The Washington Post magazine has a lengthy piece on American Indian policy, focusing on the challenges faced by people living on reservations. The cover story by the Post’s David Montgomery highlights the lack of decent services on reservations and discusses federal responsibilities to the tribes that stem from 19th century treaties.
Montgomery describes some of the hardships on the reservations and conveys that federal health, education, and infrastructure services are shoddy. The Bureau of Indian Affairs and the Indian Health Service have long been some of the worst‐run federal bureaucracies.
The problem with the Post article is that it does not consider why American Indian reservations do not prosper. It looks backward to broken treaties and lousy federal services, and it quotes tribal leaders complaining about Washington’s broken promises.
But the article does not probe why there is a dearth of self‐generated growth on the reservations. It does not ask why reservations are still so dependent on D.C. decades into the modern era of American Indian “self‐determination.” The Post story focuses on federal aid, not on reforms that would allow Indian communities to aid themselves.
I discuss some of the institutional reasons why many reservations are poor in this study. Reservations generally lack individual property rights in land, and some lack efficient and impartial government administration. As a result, many reservations have little entrepreneurship, business investment, commercial lending, and real estate development.
About 95 percent of land on American Indian reservations is “trust land.” Individuals do not own this land the way the rest of us own our houses or businesses. Doing anything with trust land needs cumbersome approvals from the BIA. The BIA micromanages reservations with subsidies and regulations. These institutional problems suppress private enterprise.
Montgomery mentions just one example of the micromanagement problem, citing Jonathan Nez, president of the Navajo Nation:
He argues that paternalistic federal regulations undermine the tribe’s sovereignty and hinder progress. For example, it has taken three years and counting to get permission to open a gravel pit so the tribe can efficiently cover dirt roads with gravel, as an interim measure before paving, he says. And fixing roads requires another set of sluggish permissions from Washington. “The frustrating part about it is, sometimes we can’t do what we want to do even on our own sovereign nation,” Nez said. “It doesn’t have to be in the form of dollars. Just change some of those laws so that we can streamline the process and get better quality of services for our people. We have our land — let us utilize it the way we know how.”
Montgomery discusses federal politicians visiting reservations for speeches. But far more useful would be an effort by Congress—in partnership with the tribes—to overhaul the legal structure of reservations. It would be a complex and sensitive process, but what’s the alternative? The current system of dependency, underfunding, and broken political promises is a dead end. Fundamental reform is needed.
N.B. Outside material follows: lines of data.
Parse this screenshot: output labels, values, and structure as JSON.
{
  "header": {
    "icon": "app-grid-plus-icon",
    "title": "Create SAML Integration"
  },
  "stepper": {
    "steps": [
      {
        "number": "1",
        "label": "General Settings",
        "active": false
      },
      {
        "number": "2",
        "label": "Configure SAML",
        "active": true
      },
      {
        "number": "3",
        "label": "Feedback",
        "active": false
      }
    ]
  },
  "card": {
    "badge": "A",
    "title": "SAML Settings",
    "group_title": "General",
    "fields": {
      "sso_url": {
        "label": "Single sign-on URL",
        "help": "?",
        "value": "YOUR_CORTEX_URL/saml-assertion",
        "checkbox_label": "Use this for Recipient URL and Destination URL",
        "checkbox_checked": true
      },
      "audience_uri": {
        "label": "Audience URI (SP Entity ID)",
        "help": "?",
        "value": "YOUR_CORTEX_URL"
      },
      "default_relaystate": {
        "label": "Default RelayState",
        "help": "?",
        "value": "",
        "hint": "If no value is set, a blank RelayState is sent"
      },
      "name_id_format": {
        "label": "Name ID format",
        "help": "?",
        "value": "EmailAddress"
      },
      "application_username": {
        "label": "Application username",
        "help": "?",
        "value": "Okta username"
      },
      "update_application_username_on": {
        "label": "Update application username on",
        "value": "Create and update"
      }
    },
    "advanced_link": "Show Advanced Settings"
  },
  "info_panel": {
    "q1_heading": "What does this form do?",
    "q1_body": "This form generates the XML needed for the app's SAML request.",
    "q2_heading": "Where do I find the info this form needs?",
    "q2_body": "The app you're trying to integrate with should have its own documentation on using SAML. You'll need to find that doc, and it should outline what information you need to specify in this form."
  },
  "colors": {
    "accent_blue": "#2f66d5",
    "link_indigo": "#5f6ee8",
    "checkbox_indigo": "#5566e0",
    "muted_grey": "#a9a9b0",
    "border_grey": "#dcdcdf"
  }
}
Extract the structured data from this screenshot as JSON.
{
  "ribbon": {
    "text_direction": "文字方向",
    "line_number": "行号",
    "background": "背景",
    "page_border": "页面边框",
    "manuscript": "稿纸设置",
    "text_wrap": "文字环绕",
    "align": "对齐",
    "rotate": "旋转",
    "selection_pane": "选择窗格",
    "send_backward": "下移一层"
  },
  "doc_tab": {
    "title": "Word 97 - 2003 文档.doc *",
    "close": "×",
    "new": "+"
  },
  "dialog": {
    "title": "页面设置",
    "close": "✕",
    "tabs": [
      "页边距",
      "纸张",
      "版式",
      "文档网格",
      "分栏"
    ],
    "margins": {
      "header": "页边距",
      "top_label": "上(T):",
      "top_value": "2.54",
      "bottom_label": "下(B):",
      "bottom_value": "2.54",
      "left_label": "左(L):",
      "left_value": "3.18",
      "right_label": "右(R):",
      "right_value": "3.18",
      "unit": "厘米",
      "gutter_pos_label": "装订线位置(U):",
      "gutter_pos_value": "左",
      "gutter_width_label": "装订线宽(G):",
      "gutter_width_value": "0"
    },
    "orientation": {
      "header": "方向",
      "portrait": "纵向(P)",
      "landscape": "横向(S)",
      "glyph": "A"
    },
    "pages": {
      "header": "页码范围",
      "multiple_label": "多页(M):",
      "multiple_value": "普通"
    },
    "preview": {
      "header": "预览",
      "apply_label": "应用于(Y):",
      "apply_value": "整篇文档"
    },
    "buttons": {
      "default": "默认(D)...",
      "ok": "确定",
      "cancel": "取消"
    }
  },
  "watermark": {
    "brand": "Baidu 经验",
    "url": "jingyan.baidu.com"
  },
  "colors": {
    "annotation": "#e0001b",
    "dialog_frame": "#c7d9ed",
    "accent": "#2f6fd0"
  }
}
A final quibble with Montgomery’s story: he says there are 6.8 million Native Americans. But his story focuses on reservations, and there are only 1.1 million Native Americans living on reservations. That is why national politicians ignore the chronic problems on reservations—there are relatively few votes.
But votes or not, Congress has a profound responsibility to address American Indian issues—not to hand‐out more money but to enact deeper reforms to strengthen individual property rights, efficient legal structures, investment, and entrepreneurship.
For further reading, see my study here, Naomi Schaefer Riley’s book here, and articles by PERC here.